12-year-old cancer-free after bone marrow transplant from sister works

It's the moment 12-year-old Colton King has been waiting for: Ringing the cancer-free bell at AdventHealth for Children in Orlando. 

He's now officially cancer-free after he and his family learning the bone marrow transplant — with his 17-year-old sister Kaylee who turned out to be the perfect donor match — worked.

"They said he is cancer-free. There's no sign of leukemia and I just started bawling like I couldn't even speak," Colton's mom Stacy King said.

RELATED: Sister of 12-year-old cancer patient donates bone marrow for potentially life-saving transplant

Ringing the bell is a moment that wouldn't have been possible without his sister Kaylee. 

"It became such a relief and so much stress was lifted off because the transplant took," Kaylee said.

Colton was a star on the baseball field who celebrated his 12th birthday at the batting cages back in July only to find out the same day he was diagnosed with a rare form of leukemia and would need a bone marrow transplant. Months later, Kaylee learned she was the perfect donor match.

In January, the siblings underwent the operation at AdventHealth for Children in Orlando, but it wasn't until this week they learned it worked. As a result, Colton got released from the hospital and now he and his mom are living at the Ronald McDonald house next door.

READ: Fish Hawk boy with rare form of leukemia cleared for life-saving transplant after sister was found to be match

"I said 'Buddy you have no more leukemia, like your cells are 100% Kaylee's, and you are cancer-free,' and he just kind of broke out into this. You could see the relief in his eyes and on his face and he broke out into a big smile," King said.

His story has touched thousands on social media and has even gotten the attention of the Tampa Bay Rays who sent him personalized jerseys with he and his sister's names along with an autographed bat and baseball.

"We have this amazing community of people supporting him and praying for him and people who are just really rooting for him and are going to be walking next to him and next to our whole family and so it just makes a big difference," King said.

For the next year, Colton will be recovering and working to build up his immune system, so he can return to in-person school next year.
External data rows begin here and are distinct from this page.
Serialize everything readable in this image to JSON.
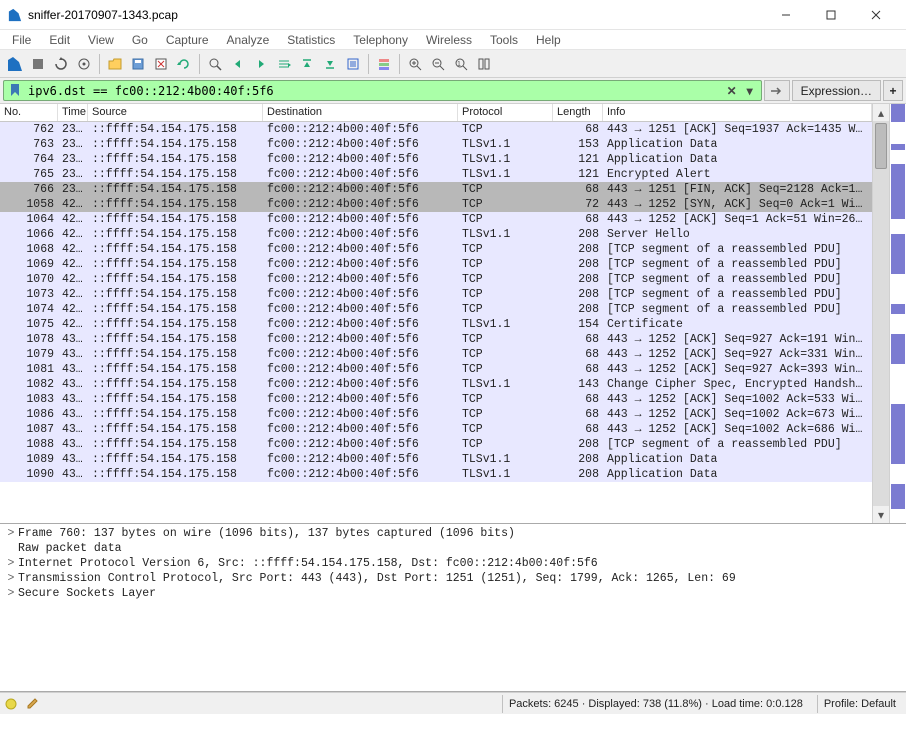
{
  "window": {
    "title": "sniffer-20170907-1343.pcap"
  },
  "menus": [
    "File",
    "Edit",
    "View",
    "Go",
    "Capture",
    "Analyze",
    "Statistics",
    "Telephony",
    "Wireless",
    "Tools",
    "Help"
  ],
  "filter": {
    "value": "ipv6.dst == fc00::212:4b00:40f:5f6",
    "expr_label": "Expression…"
  },
  "columns": {
    "no": "No.",
    "time": "Time",
    "src": "Source",
    "dst": "Destination",
    "proto": "Protocol",
    "len": "Length",
    "info": "Info"
  },
  "packets": [
    {
      "no": "762",
      "time": "23…",
      "src": "::ffff:54.154.175.158",
      "dst": "fc00::212:4b00:40f:5f6",
      "proto": "TCP",
      "len": "68",
      "info": "443 → 1251 [ACK] Seq=1937 Ack=1435 Wi…",
      "sel": false
    },
    {
      "no": "763",
      "time": "23…",
      "src": "::ffff:54.154.175.158",
      "dst": "fc00::212:4b00:40f:5f6",
      "proto": "TLSv1.1",
      "len": "153",
      "info": "Application Data",
      "sel": false
    },
    {
      "no": "764",
      "time": "23…",
      "src": "::ffff:54.154.175.158",
      "dst": "fc00::212:4b00:40f:5f6",
      "proto": "TLSv1.1",
      "len": "121",
      "info": "Application Data",
      "sel": false
    },
    {
      "no": "765",
      "time": "23…",
      "src": "::ffff:54.154.175.158",
      "dst": "fc00::212:4b00:40f:5f6",
      "proto": "TLSv1.1",
      "len": "121",
      "info": "Encrypted Alert",
      "sel": false
    },
    {
      "no": "766",
      "time": "23…",
      "src": "::ffff:54.154.175.158",
      "dst": "fc00::212:4b00:40f:5f6",
      "proto": "TCP",
      "len": "68",
      "info": "443 → 1251 [FIN, ACK] Seq=2128 Ack=14…",
      "sel": true
    },
    {
      "no": "1058",
      "time": "42…",
      "src": "::ffff:54.154.175.158",
      "dst": "fc00::212:4b00:40f:5f6",
      "proto": "TCP",
      "len": "72",
      "info": "443 → 1252 [SYN, ACK] Seq=0 Ack=1 Win…",
      "sel": true
    },
    {
      "no": "1064",
      "time": "42…",
      "src": "::ffff:54.154.175.158",
      "dst": "fc00::212:4b00:40f:5f6",
      "proto": "TCP",
      "len": "68",
      "info": "443 → 1252 [ACK] Seq=1 Ack=51 Win=268…",
      "sel": false
    },
    {
      "no": "1066",
      "time": "42…",
      "src": "::ffff:54.154.175.158",
      "dst": "fc00::212:4b00:40f:5f6",
      "proto": "TLSv1.1",
      "len": "208",
      "info": "Server Hello",
      "sel": false
    },
    {
      "no": "1068",
      "time": "42…",
      "src": "::ffff:54.154.175.158",
      "dst": "fc00::212:4b00:40f:5f6",
      "proto": "TCP",
      "len": "208",
      "info": "[TCP segment of a reassembled PDU]",
      "sel": false
    },
    {
      "no": "1069",
      "time": "42…",
      "src": "::ffff:54.154.175.158",
      "dst": "fc00::212:4b00:40f:5f6",
      "proto": "TCP",
      "len": "208",
      "info": "[TCP segment of a reassembled PDU]",
      "sel": false
    },
    {
      "no": "1070",
      "time": "42…",
      "src": "::ffff:54.154.175.158",
      "dst": "fc00::212:4b00:40f:5f6",
      "proto": "TCP",
      "len": "208",
      "info": "[TCP segment of a reassembled PDU]",
      "sel": false
    },
    {
      "no": "1073",
      "time": "42…",
      "src": "::ffff:54.154.175.158",
      "dst": "fc00::212:4b00:40f:5f6",
      "proto": "TCP",
      "len": "208",
      "info": "[TCP segment of a reassembled PDU]",
      "sel": false
    },
    {
      "no": "1074",
      "time": "42…",
      "src": "::ffff:54.154.175.158",
      "dst": "fc00::212:4b00:40f:5f6",
      "proto": "TCP",
      "len": "208",
      "info": "[TCP segment of a reassembled PDU]",
      "sel": false
    },
    {
      "no": "1075",
      "time": "42…",
      "src": "::ffff:54.154.175.158",
      "dst": "fc00::212:4b00:40f:5f6",
      "proto": "TLSv1.1",
      "len": "154",
      "info": "Certificate",
      "sel": false
    },
    {
      "no": "1078",
      "time": "43…",
      "src": "::ffff:54.154.175.158",
      "dst": "fc00::212:4b00:40f:5f6",
      "proto": "TCP",
      "len": "68",
      "info": "443 → 1252 [ACK] Seq=927 Ack=191 Win=…",
      "sel": false
    },
    {
      "no": "1079",
      "time": "43…",
      "src": "::ffff:54.154.175.158",
      "dst": "fc00::212:4b00:40f:5f6",
      "proto": "TCP",
      "len": "68",
      "info": "443 → 1252 [ACK] Seq=927 Ack=331 Win=…",
      "sel": false
    },
    {
      "no": "1081",
      "time": "43…",
      "src": "::ffff:54.154.175.158",
      "dst": "fc00::212:4b00:40f:5f6",
      "proto": "TCP",
      "len": "68",
      "info": "443 → 1252 [ACK] Seq=927 Ack=393 Win=…",
      "sel": false
    },
    {
      "no": "1082",
      "time": "43…",
      "src": "::ffff:54.154.175.158",
      "dst": "fc00::212:4b00:40f:5f6",
      "proto": "TLSv1.1",
      "len": "143",
      "info": "Change Cipher Spec, Encrypted Handsha…",
      "sel": false
    },
    {
      "no": "1083",
      "time": "43…",
      "src": "::ffff:54.154.175.158",
      "dst": "fc00::212:4b00:40f:5f6",
      "proto": "TCP",
      "len": "68",
      "info": "443 → 1252 [ACK] Seq=1002 Ack=533 Win…",
      "sel": false
    },
    {
      "no": "1086",
      "time": "43…",
      "src": "::ffff:54.154.175.158",
      "dst": "fc00::212:4b00:40f:5f6",
      "proto": "TCP",
      "len": "68",
      "info": "443 → 1252 [ACK] Seq=1002 Ack=673 Win…",
      "sel": false
    },
    {
      "no": "1087",
      "time": "43…",
      "src": "::ffff:54.154.175.158",
      "dst": "fc00::212:4b00:40f:5f6",
      "proto": "TCP",
      "len": "68",
      "info": "443 → 1252 [ACK] Seq=1002 Ack=686 Win…",
      "sel": false
    },
    {
      "no": "1088",
      "time": "43…",
      "src": "::ffff:54.154.175.158",
      "dst": "fc00::212:4b00:40f:5f6",
      "proto": "TCP",
      "len": "208",
      "info": "[TCP segment of a reassembled PDU]",
      "sel": false
    },
    {
      "no": "1089",
      "time": "43…",
      "src": "::ffff:54.154.175.158",
      "dst": "fc00::212:4b00:40f:5f6",
      "proto": "TLSv1.1",
      "len": "208",
      "info": "Application Data",
      "sel": false
    },
    {
      "no": "1090",
      "time": "43…",
      "src": "::ffff:54.154.175.158",
      "dst": "fc00::212:4b00:40f:5f6",
      "proto": "TLSv1.1",
      "len": "208",
      "info": "Application Data",
      "sel": false
    }
  ],
  "details": [
    {
      "chev": ">",
      "text": "Frame 760: 137 bytes on wire (1096 bits), 137 bytes captured (1096 bits)"
    },
    {
      "chev": "",
      "text": "Raw packet data"
    },
    {
      "chev": ">",
      "text": "Internet Protocol Version 6, Src: ::ffff:54.154.175.158, Dst: fc00::212:4b00:40f:5f6"
    },
    {
      "chev": ">",
      "text": "Transmission Control Protocol, Src Port: 443 (443), Dst Port: 1251 (1251), Seq: 1799, Ack: 1265, Len: 69"
    },
    {
      "chev": ">",
      "text": "Secure Sockets Layer"
    }
  ],
  "status": {
    "mid": "Packets: 6245 · Displayed: 738 (11.8%) · Load time: 0:0.128",
    "profile": "Profile: Default"
  }
}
Going forward, he has 3 more check-ups one in 30 days, one in 60 days and one in a year to make sure the cancer doesn't come back.

Until then, King says they're celebrating the moment hopeful the rest of the family will get to reunite with him later this week.